The shire was much changed in shape and area since the first Borung shire. When first formed Borung’s western boundary was the Yarriambiack Creek. In 1893 it extended westwards, but in 1896 its north and west sectors were severed to form Karkarooc shire. The change of name to Warracknabeal shire was made on 7 September 1938. Apart from the main centre, the two other places of population are Brim and Sheep Hills.

Warracknabeal township has undertaken several self help projects.

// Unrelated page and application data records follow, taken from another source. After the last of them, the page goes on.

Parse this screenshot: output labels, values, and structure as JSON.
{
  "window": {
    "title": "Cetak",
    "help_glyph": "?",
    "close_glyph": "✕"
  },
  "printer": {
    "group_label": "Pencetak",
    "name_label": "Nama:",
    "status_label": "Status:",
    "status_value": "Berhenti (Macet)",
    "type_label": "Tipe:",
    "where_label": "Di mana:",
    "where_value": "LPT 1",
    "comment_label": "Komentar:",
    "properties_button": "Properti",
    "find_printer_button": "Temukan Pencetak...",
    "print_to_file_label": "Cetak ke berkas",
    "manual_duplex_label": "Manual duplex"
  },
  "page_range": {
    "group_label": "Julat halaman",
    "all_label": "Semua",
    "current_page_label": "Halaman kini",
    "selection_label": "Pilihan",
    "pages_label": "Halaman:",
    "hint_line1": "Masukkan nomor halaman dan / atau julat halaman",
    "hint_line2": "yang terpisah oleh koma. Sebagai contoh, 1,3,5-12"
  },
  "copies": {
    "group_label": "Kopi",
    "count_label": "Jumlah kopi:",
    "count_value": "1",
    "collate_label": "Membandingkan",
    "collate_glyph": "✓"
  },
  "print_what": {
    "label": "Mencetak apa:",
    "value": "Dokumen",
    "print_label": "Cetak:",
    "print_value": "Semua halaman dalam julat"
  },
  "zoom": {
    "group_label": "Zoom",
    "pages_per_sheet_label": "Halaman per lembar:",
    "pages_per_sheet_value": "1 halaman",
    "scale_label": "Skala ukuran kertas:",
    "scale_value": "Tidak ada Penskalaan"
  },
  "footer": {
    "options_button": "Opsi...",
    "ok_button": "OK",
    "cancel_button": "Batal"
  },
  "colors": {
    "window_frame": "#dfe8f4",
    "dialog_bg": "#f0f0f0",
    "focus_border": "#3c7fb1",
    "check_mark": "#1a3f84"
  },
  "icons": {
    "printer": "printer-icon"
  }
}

They have included the alcohol distillery, an aerodrome, war service homes (all of which have had limited or no success), the successful conversion of waste land to the Anzac Memorial Park (1923) and the establishment of a historical society and an agricultural museum (1962, 1972). The Warracknabeal Herald (1885) is published twice weekly.

Warracknabeal has State primary and secondary schools, St Mary’s Catholic school (1901), a Christian Community College and the Woodbine Training Centre for disabled children. There are six churches, one of the largest being Lutheran. Outdoor recreation includes the racecourse, the showground, a golf course, bowls, croquet, tennis and swimming facilities, Anzac park and a flora/fauna reserve beside the Yarriambiack Creek. There are three hotels, three motels, and a caravan park. The Yarriambiack shire offices are in Warracknabeal.

In 1994 farming occupied 93% of Warracknabeal shire’s 1839 sq km. There were 202,000 sheep and lambs, 9700 pigs and harvests of 151,250 tonnes of wheat and 121,900 tonnes of barley.

On 20 January 1995, Warracknabeal shire was united with Karkarooc shire, most of Dunmunkle shire and part of Wimmera shire to form Yarriambiack shire.

In September 2010 and again in January 2011 many parts of regional Victoria experienced widespread severe flooding. In Warracknabeal the Yarriambiack Creek was swollen with floodwater and volunteers worked to shore up a 6 km levee around the town which stopped the town from being inundated.

Warracknabeal’s census populations have been:

census date population
1881 205
1891 1313
1911 2484
1947 2686
1954 3009
1961 3151
1976 2775
1981 2735
1986 2689
1996 2493
2006 2625
2011 2340

The shire’s census populations after the boundaries ceased to change in any significant way were:

census date population
1921 4751
1933 5425
1947 4489
1954 4861
1966 4714
1971 4218
1976 4150
1981 4090
1986 3920
1991 3659

Further Reading

Ian Maroske, Warracknabeal: a municipal history 1861-1991, Shire of Warracknabeal, 1991

Susan Priestley, Warracknabeal, a Wimmera centenary, Jacaranda Press, 1967

J. Edward Robertson, Prosperous and Progressive Warracknabeal, the author, 1910

Brim and Sheep Hills entries